“No, I don’t know anything more about this pony than the rest of you.” The small, light-brown pony had big, dark eyes. Viola and the pony stood looking at each other until Aaron said, “Look, there is a note tied to the pony’s halter.” He read the note, slowly, because it was still dark out.

        Merry Christmas,

My name is Ginger. Last Christmas I was a gift to a little girl who was very sick. She loved me a lot and I gave her rides, even though she was not feeling well. The little girl kept getting more weak all the time. She always wanted to touch my soft muzzle, even when she couldn't ride me anymore. My little girl is no longer suffering. I have been very lonely, standing in my pasture with no one to play with. Please take me for rides and pet my muzzle.
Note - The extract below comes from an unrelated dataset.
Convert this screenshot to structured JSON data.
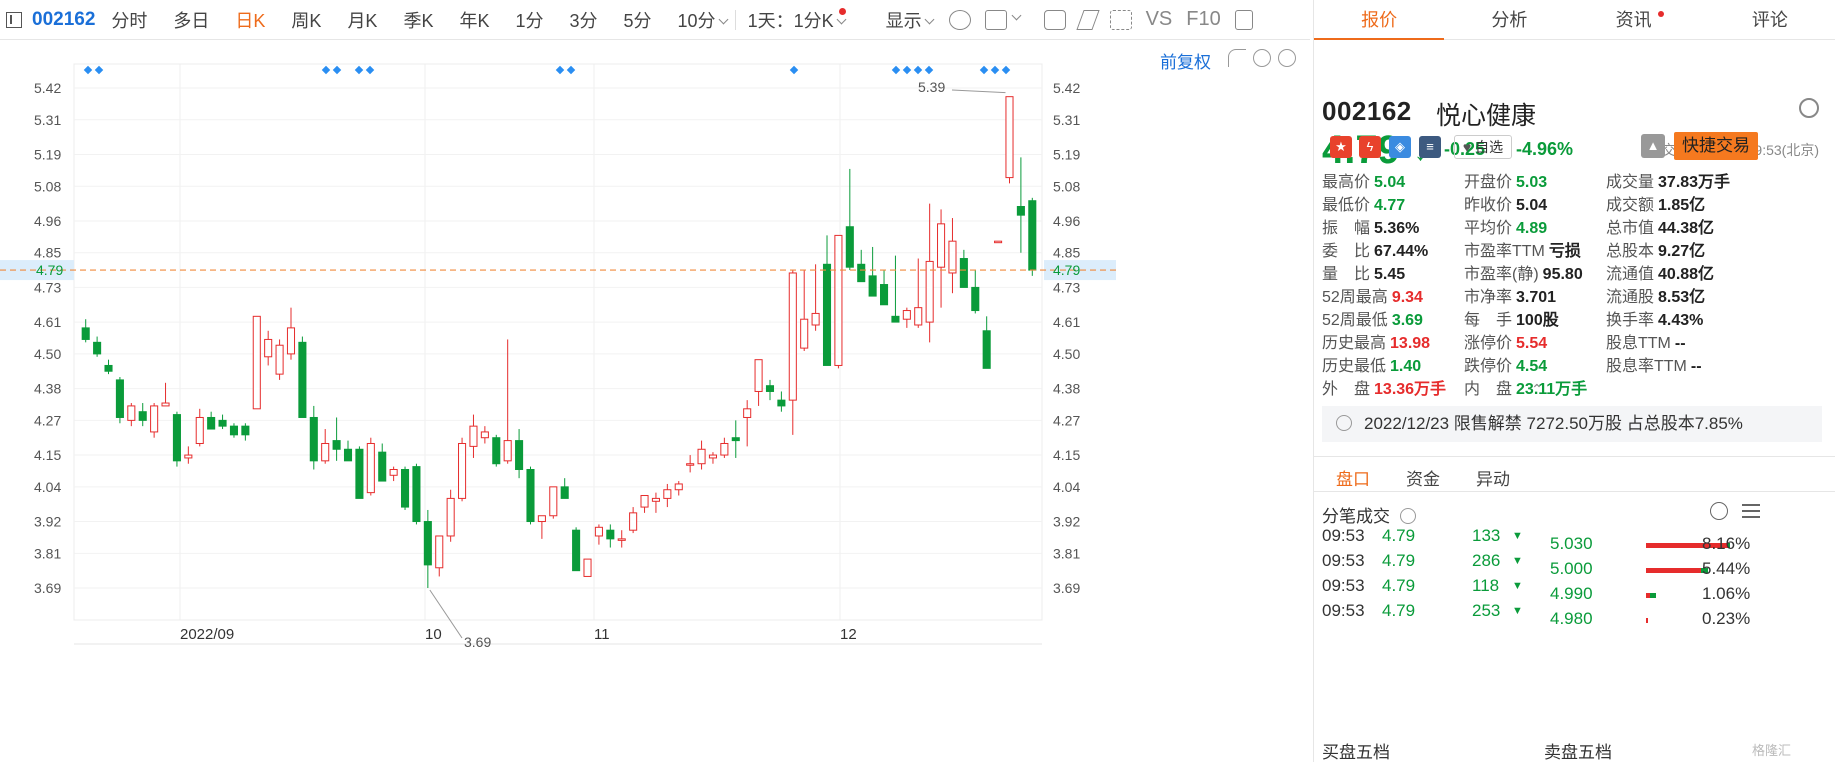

Viola reached out her hand and touched Ginger’s soft nose. The pony’s dark eyes glistened. Viola said, “If the little girl isn't sick anymore, why doesn't she play with her pony?”
Mother answered softly, “I believe the little girl is in heaven now.”

This story is written as fiction. Any comparison to actual names, places, or events is purely coincidental.